Each record below needs to be written out exactly as it appears.

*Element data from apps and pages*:
**********

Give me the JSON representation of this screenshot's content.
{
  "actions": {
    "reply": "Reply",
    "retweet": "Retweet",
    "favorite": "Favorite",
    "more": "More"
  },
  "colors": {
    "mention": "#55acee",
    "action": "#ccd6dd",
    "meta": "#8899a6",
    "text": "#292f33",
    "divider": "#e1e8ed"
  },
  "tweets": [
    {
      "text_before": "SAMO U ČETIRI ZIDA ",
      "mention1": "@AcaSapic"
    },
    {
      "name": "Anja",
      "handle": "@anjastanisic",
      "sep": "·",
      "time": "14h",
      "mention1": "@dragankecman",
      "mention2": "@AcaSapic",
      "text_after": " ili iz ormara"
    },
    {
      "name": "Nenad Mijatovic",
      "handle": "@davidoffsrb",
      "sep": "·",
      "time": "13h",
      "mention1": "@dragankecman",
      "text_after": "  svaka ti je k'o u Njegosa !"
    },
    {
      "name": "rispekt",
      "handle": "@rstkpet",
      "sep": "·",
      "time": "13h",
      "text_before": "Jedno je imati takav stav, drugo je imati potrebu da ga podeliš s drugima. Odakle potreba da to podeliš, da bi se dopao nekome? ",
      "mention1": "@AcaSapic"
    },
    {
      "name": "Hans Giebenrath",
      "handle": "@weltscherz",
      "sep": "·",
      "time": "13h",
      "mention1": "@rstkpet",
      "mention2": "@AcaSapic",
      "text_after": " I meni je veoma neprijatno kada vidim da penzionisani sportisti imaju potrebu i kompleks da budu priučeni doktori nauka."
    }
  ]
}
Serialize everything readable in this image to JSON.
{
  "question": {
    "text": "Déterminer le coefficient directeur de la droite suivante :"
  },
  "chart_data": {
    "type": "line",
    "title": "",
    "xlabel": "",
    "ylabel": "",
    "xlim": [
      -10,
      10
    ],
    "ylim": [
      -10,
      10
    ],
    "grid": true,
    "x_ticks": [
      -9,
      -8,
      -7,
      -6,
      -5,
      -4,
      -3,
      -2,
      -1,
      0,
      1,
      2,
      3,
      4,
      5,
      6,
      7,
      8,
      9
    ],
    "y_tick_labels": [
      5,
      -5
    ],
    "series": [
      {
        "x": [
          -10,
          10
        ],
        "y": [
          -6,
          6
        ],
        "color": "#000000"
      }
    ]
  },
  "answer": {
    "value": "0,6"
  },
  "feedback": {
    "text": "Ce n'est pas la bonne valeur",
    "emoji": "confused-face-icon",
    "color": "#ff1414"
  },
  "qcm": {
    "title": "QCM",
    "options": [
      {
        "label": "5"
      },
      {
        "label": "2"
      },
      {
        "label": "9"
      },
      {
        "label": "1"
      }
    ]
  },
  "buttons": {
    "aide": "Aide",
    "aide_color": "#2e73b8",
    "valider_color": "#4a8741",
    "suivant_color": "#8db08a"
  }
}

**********

*Task answer*:
Give me the JSON representation of this screenshot's content.
{
  "actions": {
    "reply": "Reply",
    "retweet": "Retweet",
    "favorite": "Favorite",
    "more": "More"
  },
  "colors": {
    "mention": "#55acee",
    "action": "#ccd6dd",
    "meta": "#8899a6",
    "text": "#292f33",
    "divider": "#e1e8ed"
  },
  "tweets": [
    {
      "text_before": "SAMO U ČETIRI ZIDA ",
      "mention1": "@AcaSapic"
    },
    {
      "name": "Anja",
      "handle": "@anjastanisic",
      "sep": "·",
      "time": "14h",
      "mention1": "@dragankecman",
      "mention2": "@AcaSapic",
      "text_after": " ili iz ormara"
    },
    {
      "name": "Nenad Mijatovic",
      "handle": "@davidoffsrb",
      "sep": "·",
      "time": "13h",
      "mention1": "@dragankecman",
      "text_after": "  svaka ti je k'o u Njegosa !"
    },
    {
      "name": "rispekt",
      "handle": "@rstkpet",
      "sep": "·",
      "time": "13h",
      "text_before": "Jedno je imati takav stav, drugo je imati potrebu da ga podeliš s drugima. Odakle potreba da to podeliš, da bi se dopao nekome? ",
      "mention1": "@AcaSapic"
    },
    {
      "name": "Hans Giebenrath",
      "handle": "@weltscherz",
      "sep": "·",
      "time": "13h",
      "mention1": "@rstkpet",
      "mention2": "@AcaSapic",
      "text_after": " I meni je veoma neprijatno kada vidim da penzionisani sportisti imaju potrebu i kompleks da budu priučeni doktori nauka."
    }
  ]
}
Serialize everything readable in this image to JSON.
{
  "question": {
    "text": "Déterminer le coefficient directeur de la droite suivante :"
  },
  "chart_data": {
    "type": "line",
    "title": "",
    "xlabel": "",
    "ylabel": "",
    "xlim": [
      -10,
      10
    ],
    "ylim": [
      -10,
      10
    ],
    "grid": true,
    "x_ticks": [
      -9,
      -8,
      -7,
      -6,
      -5,
      -4,
      -3,
      -2,
      -1,
      0,
      1,
      2,
      3,
      4,
      5,
      6,
      7,
      8,
      9
    ],
    "y_tick_labels": [
      5,
      -5
    ],
    "series": [
      {
        "x": [
          -10,
          10
        ],
        "y": [
          -6,
          6
        ],
        "color": "#000000"
      }
    ]
  },
  "answer": {
    "value": "0,6"
  },
  "feedback": {
    "text": "Ce n'est pas la bonne valeur",
    "emoji": "confused-face-icon",
    "color": "#ff1414"
  },
  "qcm": {
    "title": "QCM",
    "options": [
      {
        "label": "5"
      },
      {
        "label": "2"
      },
      {
        "label": "9"
      },
      {
        "label": "1"
      }
    ]
  },
  "buttons": {
    "aide": "Aide",
    "aide_color": "#2e73b8",
    "valider_color": "#4a8741",
    "suivant_color": "#8db08a"
  }
}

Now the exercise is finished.